What the exercise asks: Retrieve every line from the records in which the word "选择主控" occurs.

Component data from apps and pages
[Start of Attachment]

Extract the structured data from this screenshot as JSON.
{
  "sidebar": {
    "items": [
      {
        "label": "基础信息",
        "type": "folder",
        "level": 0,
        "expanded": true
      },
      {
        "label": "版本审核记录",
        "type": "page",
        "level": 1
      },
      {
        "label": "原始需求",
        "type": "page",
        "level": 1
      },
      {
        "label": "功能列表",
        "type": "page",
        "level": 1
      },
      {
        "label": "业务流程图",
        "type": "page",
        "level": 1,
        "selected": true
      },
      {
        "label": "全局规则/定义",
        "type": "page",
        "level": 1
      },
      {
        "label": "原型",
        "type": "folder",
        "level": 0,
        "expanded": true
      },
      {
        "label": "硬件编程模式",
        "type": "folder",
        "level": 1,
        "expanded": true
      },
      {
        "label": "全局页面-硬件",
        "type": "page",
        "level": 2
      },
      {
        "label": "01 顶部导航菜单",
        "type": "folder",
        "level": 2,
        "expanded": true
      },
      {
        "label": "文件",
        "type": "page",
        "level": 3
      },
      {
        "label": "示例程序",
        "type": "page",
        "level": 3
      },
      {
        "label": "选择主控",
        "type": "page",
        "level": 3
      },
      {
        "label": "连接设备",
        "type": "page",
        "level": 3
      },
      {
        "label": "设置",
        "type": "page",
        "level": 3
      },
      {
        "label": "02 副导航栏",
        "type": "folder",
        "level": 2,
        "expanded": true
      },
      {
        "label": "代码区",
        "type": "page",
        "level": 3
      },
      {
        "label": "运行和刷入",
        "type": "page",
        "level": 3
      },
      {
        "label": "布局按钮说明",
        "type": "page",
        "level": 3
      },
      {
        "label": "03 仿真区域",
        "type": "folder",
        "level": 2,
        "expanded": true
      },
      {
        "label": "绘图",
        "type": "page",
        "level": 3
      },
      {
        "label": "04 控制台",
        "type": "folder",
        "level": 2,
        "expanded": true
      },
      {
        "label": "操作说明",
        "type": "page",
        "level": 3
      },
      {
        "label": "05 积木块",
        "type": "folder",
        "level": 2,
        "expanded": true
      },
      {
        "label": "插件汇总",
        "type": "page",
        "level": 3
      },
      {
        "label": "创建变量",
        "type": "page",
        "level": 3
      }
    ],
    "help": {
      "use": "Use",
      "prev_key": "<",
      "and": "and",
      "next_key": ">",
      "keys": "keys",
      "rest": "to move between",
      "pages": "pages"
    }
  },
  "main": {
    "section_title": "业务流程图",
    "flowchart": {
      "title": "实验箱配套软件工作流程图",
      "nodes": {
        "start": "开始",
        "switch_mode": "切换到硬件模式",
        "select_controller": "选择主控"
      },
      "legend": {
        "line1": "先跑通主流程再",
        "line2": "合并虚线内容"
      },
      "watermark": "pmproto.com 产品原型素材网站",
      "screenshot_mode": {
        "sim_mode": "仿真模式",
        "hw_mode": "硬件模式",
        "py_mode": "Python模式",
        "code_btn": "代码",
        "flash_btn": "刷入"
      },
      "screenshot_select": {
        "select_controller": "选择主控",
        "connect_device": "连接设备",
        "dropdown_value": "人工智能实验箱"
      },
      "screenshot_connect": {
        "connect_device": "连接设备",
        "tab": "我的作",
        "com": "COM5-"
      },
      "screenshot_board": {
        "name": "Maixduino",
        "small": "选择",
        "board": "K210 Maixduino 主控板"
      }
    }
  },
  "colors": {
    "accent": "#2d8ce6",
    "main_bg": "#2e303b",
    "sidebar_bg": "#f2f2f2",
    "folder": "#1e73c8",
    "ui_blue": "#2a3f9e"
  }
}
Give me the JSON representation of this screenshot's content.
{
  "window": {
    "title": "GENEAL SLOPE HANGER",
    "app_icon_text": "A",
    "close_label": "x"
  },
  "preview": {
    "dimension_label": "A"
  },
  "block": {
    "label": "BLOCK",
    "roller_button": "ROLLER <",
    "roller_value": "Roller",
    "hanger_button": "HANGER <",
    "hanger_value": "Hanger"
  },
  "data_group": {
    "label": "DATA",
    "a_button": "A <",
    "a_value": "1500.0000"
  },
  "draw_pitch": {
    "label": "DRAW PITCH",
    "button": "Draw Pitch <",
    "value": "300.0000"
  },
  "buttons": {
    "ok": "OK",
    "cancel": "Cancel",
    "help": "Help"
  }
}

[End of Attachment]

Task output:
        "label": "选择主控",
        "select_controller": "选择主控"
        "select_controller": "选择主控",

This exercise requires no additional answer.